Aim of the task =
Look through the data that follows and copy each line with the string "JSON".

-- Data section follows --

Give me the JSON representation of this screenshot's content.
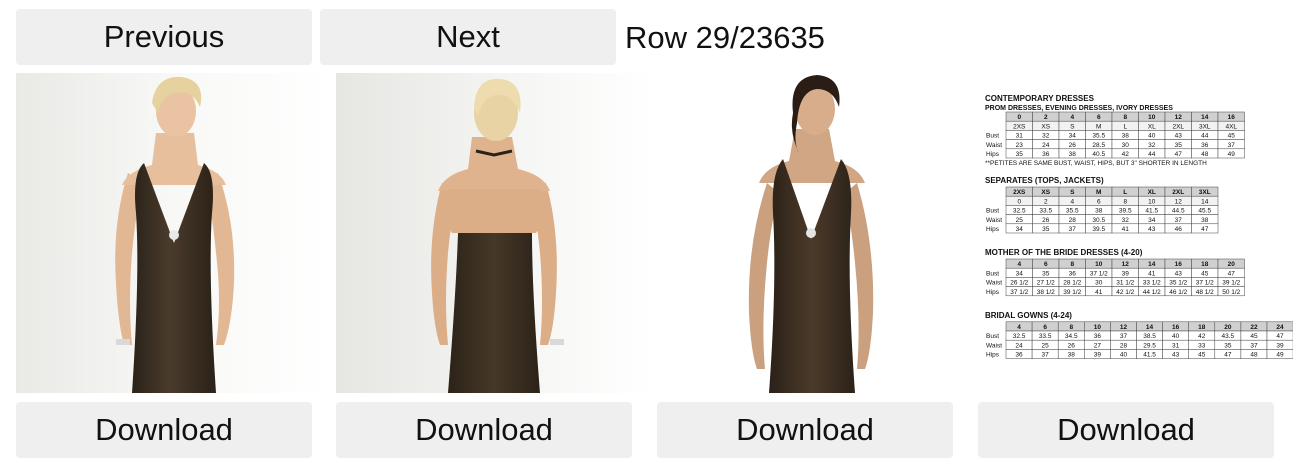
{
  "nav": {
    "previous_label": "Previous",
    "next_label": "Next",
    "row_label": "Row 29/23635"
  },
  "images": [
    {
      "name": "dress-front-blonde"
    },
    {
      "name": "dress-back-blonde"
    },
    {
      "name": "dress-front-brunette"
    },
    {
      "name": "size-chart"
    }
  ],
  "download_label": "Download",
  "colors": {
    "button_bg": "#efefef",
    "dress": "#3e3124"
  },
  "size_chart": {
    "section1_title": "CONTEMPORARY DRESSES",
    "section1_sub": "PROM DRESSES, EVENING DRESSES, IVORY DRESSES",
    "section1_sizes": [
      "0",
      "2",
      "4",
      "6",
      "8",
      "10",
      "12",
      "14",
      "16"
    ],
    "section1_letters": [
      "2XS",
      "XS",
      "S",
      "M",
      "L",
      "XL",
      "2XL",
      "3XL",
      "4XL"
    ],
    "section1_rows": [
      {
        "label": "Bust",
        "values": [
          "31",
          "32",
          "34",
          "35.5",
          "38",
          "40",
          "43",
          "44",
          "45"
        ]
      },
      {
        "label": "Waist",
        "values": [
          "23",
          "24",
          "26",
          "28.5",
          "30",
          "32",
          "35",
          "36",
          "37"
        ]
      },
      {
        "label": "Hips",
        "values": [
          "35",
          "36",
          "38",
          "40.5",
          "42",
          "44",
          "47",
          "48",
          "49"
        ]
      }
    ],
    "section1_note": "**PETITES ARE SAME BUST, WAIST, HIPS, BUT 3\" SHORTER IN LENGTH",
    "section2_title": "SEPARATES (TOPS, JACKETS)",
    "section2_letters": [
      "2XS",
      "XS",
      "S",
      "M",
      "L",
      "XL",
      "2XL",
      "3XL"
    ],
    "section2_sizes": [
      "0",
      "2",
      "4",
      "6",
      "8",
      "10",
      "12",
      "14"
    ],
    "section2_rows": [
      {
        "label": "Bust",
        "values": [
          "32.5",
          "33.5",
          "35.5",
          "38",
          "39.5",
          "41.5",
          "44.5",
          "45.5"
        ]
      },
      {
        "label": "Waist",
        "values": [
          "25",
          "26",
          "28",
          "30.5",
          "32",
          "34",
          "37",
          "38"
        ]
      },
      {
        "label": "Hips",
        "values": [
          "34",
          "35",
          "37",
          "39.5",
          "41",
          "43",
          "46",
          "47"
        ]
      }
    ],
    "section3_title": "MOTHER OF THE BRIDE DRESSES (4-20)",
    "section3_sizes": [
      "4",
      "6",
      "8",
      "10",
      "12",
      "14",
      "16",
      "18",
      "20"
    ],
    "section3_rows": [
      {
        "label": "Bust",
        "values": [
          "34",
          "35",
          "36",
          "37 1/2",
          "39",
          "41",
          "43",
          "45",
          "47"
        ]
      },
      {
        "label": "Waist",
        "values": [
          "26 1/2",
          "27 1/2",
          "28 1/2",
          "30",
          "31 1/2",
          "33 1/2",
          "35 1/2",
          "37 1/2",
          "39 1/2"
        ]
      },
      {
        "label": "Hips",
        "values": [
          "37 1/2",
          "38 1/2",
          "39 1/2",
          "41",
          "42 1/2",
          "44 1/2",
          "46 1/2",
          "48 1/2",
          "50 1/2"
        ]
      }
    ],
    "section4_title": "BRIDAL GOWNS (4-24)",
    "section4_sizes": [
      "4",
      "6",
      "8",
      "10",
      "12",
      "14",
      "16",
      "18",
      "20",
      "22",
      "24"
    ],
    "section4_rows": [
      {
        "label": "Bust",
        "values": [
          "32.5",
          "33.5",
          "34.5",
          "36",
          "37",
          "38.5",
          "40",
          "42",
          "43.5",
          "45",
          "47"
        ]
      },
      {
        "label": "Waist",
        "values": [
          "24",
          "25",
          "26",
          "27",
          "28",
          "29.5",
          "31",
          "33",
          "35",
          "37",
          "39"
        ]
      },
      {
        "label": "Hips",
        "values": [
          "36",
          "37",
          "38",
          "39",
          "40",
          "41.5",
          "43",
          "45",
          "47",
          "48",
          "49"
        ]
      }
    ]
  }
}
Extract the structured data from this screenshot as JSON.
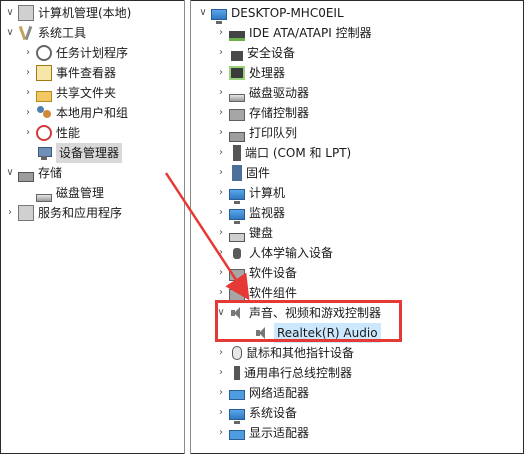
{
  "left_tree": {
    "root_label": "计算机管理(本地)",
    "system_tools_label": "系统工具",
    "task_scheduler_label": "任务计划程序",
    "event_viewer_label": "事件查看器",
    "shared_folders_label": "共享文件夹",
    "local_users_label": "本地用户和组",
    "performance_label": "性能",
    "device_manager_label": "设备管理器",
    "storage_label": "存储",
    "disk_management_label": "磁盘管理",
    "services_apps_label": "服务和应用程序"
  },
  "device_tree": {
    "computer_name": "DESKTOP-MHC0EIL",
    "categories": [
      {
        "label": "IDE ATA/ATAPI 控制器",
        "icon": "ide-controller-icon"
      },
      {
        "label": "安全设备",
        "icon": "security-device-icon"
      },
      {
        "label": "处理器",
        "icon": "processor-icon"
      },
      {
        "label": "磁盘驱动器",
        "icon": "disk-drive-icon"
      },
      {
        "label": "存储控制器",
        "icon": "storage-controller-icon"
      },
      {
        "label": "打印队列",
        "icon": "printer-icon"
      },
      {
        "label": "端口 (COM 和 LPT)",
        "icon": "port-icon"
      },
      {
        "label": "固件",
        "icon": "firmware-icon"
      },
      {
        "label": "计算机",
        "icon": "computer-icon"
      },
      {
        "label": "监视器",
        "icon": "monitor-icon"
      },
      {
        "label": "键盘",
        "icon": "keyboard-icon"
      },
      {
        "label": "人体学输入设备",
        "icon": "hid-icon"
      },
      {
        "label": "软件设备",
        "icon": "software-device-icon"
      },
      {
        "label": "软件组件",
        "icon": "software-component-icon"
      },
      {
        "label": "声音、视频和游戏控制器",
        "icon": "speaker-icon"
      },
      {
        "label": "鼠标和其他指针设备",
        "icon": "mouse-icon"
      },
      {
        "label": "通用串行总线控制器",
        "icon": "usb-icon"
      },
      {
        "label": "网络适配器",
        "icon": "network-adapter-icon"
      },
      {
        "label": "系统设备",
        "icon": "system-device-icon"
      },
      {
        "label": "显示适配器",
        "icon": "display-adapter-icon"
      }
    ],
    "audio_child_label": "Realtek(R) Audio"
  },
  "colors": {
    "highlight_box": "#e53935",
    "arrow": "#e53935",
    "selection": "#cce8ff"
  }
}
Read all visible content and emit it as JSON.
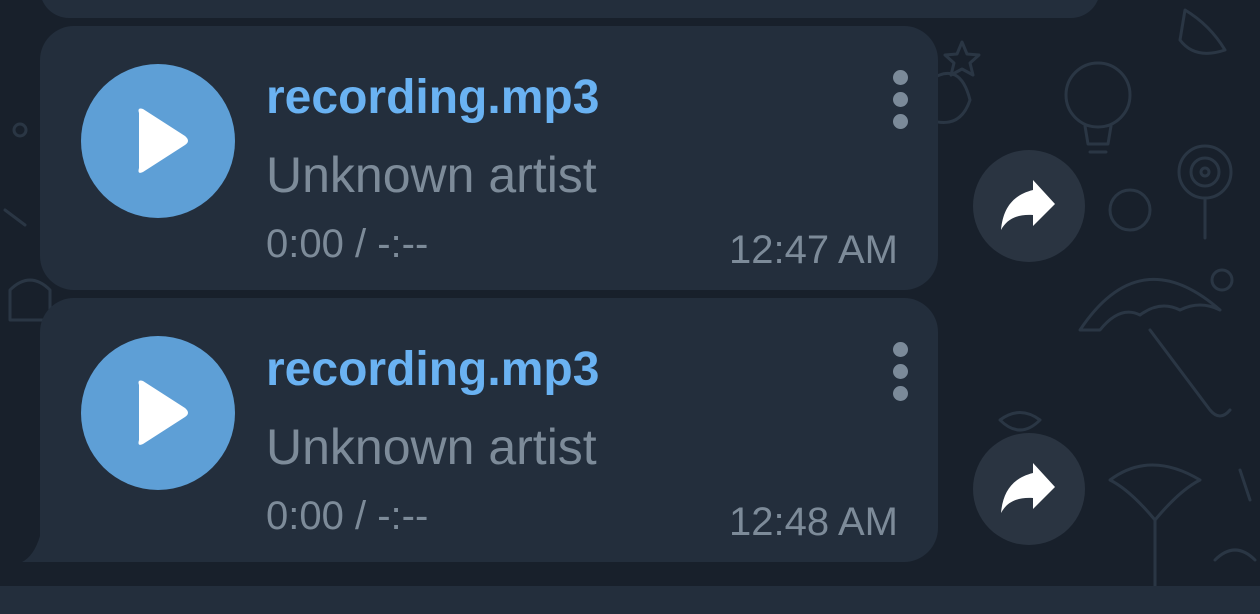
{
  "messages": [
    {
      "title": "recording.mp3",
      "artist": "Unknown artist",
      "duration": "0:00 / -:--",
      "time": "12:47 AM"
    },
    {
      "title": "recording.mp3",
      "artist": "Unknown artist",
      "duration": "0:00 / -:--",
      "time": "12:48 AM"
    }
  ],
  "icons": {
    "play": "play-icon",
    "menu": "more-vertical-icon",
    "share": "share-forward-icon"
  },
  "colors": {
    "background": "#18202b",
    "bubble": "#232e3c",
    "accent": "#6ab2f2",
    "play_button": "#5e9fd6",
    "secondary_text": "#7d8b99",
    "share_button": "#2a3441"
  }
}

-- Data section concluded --
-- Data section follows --

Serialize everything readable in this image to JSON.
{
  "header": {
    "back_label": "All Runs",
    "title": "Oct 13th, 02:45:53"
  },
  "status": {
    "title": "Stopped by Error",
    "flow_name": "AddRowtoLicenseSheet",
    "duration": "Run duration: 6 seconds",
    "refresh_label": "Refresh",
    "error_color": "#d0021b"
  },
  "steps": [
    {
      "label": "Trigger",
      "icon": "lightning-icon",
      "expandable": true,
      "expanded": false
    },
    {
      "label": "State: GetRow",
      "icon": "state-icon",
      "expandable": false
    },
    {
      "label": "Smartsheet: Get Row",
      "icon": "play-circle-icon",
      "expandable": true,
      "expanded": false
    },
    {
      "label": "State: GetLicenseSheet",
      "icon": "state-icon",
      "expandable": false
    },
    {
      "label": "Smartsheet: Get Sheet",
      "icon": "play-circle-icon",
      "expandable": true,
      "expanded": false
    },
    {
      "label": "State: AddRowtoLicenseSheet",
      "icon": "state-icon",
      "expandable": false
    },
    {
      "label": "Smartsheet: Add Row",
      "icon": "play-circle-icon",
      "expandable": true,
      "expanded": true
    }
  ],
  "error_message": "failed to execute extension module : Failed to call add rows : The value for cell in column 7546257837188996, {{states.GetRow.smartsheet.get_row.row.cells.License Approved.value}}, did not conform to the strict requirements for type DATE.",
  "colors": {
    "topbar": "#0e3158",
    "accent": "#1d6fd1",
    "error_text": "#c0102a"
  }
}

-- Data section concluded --
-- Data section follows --

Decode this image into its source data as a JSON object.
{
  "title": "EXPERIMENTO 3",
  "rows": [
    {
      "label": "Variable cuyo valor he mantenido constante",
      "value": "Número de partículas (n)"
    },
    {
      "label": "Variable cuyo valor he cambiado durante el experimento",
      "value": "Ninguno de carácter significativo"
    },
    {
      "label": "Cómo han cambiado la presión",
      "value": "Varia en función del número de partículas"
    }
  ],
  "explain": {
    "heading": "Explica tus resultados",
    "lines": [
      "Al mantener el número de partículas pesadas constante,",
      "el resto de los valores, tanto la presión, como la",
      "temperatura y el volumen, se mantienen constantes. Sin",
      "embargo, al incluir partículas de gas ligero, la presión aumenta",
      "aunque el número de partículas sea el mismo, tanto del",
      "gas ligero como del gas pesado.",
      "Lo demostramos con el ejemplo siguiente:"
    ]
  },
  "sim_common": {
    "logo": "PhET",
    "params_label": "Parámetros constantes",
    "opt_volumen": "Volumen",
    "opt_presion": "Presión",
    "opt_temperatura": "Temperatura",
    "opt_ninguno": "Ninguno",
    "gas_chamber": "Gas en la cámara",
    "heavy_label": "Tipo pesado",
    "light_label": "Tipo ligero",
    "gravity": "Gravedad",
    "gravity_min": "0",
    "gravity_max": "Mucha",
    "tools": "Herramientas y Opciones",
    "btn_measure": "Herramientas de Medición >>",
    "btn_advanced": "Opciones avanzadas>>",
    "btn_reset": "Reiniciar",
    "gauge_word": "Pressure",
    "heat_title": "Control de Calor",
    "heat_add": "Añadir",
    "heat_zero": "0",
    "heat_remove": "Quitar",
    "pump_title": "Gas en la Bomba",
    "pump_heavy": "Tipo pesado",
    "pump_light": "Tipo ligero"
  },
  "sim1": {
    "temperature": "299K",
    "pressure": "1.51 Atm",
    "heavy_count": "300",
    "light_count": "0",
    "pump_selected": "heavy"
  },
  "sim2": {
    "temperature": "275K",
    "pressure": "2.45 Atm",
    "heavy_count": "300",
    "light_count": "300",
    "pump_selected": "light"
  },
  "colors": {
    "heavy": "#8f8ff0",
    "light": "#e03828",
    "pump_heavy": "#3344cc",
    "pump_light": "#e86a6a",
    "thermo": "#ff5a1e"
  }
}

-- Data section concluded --

Output for this exercise =
Give me the JSON representation of this screenshot's content.
Extract the structured data from this screenshot as JSON.
Read all visible content and emit it as JSON.
Serialize everything readable in this image to JSON.
Decode this image into its source data as a JSON object.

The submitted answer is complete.